(Data extracted from a collection)
= = = = = = =
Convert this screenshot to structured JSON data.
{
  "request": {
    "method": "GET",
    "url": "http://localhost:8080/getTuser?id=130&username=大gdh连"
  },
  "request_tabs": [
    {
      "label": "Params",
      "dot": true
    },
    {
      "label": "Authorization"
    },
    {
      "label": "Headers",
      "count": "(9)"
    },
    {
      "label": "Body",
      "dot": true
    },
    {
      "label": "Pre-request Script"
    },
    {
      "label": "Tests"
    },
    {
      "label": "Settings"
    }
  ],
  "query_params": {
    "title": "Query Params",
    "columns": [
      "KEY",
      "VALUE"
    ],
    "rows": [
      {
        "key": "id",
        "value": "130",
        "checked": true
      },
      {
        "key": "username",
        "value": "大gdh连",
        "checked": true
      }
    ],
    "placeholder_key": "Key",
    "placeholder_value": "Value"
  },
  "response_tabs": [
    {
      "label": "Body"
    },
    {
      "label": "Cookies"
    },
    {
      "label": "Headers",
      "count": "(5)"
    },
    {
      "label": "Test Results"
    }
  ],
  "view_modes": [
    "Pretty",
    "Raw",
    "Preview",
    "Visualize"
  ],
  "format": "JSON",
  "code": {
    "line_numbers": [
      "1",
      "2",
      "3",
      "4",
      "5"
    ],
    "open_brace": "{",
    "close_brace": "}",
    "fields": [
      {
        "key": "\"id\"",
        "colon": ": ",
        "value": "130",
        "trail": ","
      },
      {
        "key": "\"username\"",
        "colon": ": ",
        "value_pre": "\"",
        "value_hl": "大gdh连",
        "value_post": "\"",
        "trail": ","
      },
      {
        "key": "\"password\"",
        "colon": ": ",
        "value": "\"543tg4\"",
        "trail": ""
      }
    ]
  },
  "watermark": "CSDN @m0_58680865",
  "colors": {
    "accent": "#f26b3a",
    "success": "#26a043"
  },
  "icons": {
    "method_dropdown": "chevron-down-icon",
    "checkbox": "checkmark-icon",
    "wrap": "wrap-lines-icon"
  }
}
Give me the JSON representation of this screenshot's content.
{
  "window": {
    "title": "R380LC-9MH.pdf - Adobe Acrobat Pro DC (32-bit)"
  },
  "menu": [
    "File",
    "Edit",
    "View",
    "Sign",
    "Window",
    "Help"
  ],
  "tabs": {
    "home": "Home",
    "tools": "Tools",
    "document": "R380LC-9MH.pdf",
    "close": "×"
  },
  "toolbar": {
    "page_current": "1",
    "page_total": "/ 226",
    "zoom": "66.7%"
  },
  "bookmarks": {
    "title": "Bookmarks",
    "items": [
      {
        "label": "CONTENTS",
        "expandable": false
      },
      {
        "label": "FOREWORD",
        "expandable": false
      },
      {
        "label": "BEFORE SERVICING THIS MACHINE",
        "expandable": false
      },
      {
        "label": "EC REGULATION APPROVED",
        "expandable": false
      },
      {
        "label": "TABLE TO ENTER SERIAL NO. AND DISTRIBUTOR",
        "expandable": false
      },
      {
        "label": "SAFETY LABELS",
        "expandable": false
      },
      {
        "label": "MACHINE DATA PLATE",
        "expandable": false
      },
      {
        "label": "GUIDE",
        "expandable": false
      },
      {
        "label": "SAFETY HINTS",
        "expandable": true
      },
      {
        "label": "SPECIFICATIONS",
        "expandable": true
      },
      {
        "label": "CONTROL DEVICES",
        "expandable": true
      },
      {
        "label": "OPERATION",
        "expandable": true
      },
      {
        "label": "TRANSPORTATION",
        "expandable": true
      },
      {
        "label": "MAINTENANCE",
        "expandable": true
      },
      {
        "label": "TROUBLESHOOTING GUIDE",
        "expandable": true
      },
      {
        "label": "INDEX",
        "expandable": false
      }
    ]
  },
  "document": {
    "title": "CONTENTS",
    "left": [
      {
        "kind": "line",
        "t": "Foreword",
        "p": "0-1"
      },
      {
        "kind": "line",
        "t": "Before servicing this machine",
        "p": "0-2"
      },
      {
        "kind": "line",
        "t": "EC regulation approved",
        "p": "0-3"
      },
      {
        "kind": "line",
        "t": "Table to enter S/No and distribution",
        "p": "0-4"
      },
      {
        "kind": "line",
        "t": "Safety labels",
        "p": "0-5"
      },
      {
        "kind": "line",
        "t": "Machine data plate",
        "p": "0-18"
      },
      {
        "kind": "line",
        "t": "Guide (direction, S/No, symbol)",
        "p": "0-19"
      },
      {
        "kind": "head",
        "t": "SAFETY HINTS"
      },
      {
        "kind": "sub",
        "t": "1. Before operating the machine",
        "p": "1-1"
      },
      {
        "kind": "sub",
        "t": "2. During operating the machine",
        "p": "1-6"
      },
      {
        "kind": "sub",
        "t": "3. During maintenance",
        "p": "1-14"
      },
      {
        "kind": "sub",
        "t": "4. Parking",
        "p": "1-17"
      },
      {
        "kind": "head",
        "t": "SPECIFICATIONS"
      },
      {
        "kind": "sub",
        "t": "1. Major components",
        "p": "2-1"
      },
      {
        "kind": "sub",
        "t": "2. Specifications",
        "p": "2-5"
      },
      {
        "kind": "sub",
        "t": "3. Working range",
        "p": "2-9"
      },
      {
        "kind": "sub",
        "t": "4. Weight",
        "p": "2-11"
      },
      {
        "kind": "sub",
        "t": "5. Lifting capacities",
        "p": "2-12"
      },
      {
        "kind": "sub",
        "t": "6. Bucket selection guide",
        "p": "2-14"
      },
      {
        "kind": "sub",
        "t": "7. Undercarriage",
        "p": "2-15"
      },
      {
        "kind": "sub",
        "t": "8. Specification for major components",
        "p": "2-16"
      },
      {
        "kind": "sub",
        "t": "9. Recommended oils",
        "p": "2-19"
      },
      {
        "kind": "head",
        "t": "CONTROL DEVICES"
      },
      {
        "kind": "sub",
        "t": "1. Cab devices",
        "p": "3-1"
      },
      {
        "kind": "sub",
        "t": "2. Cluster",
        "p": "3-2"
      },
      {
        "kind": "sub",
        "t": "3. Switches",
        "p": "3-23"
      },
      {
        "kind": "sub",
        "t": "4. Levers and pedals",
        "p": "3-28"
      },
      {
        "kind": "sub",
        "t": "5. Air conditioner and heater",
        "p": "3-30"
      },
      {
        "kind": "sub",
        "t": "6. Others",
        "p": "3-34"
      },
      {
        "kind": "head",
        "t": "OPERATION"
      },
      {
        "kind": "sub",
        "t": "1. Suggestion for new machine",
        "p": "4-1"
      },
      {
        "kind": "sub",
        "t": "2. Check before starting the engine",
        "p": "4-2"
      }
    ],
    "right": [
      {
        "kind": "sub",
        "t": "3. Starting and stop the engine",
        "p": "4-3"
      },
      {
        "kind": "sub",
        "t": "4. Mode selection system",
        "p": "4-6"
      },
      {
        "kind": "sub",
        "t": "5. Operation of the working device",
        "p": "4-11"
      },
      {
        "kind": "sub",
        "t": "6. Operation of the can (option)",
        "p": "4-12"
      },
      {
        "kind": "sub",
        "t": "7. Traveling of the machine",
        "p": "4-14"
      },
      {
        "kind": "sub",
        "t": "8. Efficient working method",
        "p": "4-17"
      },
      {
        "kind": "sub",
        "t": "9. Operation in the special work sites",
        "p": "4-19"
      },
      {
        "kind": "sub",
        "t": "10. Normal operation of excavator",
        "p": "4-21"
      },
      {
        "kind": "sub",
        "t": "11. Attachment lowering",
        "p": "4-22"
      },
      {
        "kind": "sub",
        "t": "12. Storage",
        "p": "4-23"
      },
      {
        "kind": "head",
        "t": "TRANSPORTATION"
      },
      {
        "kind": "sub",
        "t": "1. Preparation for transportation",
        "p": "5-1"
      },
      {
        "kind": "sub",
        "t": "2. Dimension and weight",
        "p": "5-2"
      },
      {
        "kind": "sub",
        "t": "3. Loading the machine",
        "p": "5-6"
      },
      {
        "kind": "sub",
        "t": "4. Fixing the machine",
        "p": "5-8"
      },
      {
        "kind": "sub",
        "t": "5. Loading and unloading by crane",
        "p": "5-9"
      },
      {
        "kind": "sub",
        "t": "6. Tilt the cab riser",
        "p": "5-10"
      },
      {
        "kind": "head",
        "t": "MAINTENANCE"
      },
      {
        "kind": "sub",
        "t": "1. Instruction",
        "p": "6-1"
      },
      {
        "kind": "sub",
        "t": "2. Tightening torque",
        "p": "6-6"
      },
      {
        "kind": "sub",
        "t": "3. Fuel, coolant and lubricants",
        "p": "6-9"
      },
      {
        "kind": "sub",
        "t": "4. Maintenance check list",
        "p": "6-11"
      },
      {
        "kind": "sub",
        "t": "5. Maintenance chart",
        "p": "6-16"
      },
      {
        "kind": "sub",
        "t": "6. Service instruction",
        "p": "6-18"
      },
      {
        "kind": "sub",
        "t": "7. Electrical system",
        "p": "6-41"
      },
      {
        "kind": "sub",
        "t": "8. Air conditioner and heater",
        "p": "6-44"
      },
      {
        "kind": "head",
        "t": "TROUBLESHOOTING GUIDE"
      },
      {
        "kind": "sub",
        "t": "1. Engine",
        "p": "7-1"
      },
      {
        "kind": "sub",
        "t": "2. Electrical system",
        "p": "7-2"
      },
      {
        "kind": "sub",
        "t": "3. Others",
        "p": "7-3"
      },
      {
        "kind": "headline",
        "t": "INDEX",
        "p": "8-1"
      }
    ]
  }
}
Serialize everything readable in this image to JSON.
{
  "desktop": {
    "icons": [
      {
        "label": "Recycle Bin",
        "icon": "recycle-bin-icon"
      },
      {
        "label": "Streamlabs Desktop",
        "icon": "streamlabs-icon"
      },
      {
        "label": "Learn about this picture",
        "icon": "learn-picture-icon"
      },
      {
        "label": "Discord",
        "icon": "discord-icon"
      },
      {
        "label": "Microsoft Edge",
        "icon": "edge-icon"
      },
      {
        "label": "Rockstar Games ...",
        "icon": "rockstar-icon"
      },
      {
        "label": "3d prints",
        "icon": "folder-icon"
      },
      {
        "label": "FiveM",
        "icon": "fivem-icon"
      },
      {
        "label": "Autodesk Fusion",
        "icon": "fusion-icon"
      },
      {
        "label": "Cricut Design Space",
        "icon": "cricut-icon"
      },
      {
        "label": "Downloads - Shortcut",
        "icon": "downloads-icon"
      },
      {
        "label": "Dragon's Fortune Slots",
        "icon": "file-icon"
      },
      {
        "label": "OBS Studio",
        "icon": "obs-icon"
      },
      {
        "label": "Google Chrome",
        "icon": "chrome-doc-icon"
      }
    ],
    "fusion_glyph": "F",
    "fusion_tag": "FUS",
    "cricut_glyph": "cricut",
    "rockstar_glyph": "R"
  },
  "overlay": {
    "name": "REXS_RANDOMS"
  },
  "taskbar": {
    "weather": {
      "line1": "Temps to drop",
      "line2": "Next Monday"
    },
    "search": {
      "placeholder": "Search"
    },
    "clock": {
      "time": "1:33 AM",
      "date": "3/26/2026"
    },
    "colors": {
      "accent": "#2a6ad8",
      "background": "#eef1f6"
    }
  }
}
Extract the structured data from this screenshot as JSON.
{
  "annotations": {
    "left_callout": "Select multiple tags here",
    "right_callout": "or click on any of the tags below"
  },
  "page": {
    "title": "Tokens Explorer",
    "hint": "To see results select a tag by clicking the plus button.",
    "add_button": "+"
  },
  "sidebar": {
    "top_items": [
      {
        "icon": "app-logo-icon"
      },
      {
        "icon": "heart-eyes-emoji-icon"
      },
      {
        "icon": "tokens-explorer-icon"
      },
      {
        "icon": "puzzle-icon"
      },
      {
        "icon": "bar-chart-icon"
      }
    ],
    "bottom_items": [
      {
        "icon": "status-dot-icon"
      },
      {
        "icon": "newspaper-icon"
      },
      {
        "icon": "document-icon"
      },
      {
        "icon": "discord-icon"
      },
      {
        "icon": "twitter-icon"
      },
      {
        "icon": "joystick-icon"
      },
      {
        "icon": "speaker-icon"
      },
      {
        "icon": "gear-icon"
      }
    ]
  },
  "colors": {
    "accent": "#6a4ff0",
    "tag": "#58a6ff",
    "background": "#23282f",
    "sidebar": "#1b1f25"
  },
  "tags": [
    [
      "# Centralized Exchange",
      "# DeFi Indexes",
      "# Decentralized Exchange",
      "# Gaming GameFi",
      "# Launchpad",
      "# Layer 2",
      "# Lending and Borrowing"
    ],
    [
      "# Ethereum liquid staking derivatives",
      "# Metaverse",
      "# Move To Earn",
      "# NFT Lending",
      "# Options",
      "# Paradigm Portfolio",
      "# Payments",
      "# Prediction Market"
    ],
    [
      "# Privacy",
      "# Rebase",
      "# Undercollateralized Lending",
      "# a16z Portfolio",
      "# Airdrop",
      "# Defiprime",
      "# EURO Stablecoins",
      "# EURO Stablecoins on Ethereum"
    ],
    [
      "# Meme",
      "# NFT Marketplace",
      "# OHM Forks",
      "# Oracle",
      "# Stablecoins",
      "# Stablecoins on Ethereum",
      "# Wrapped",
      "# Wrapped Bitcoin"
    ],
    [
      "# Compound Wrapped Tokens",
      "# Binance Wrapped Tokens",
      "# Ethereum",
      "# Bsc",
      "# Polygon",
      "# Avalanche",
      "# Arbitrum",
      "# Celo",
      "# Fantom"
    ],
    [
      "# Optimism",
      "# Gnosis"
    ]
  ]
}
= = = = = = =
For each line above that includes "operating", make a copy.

▶ [Your solution]:
        "t": "1. Before operating the machine",
        "t": "2. During operating the machine",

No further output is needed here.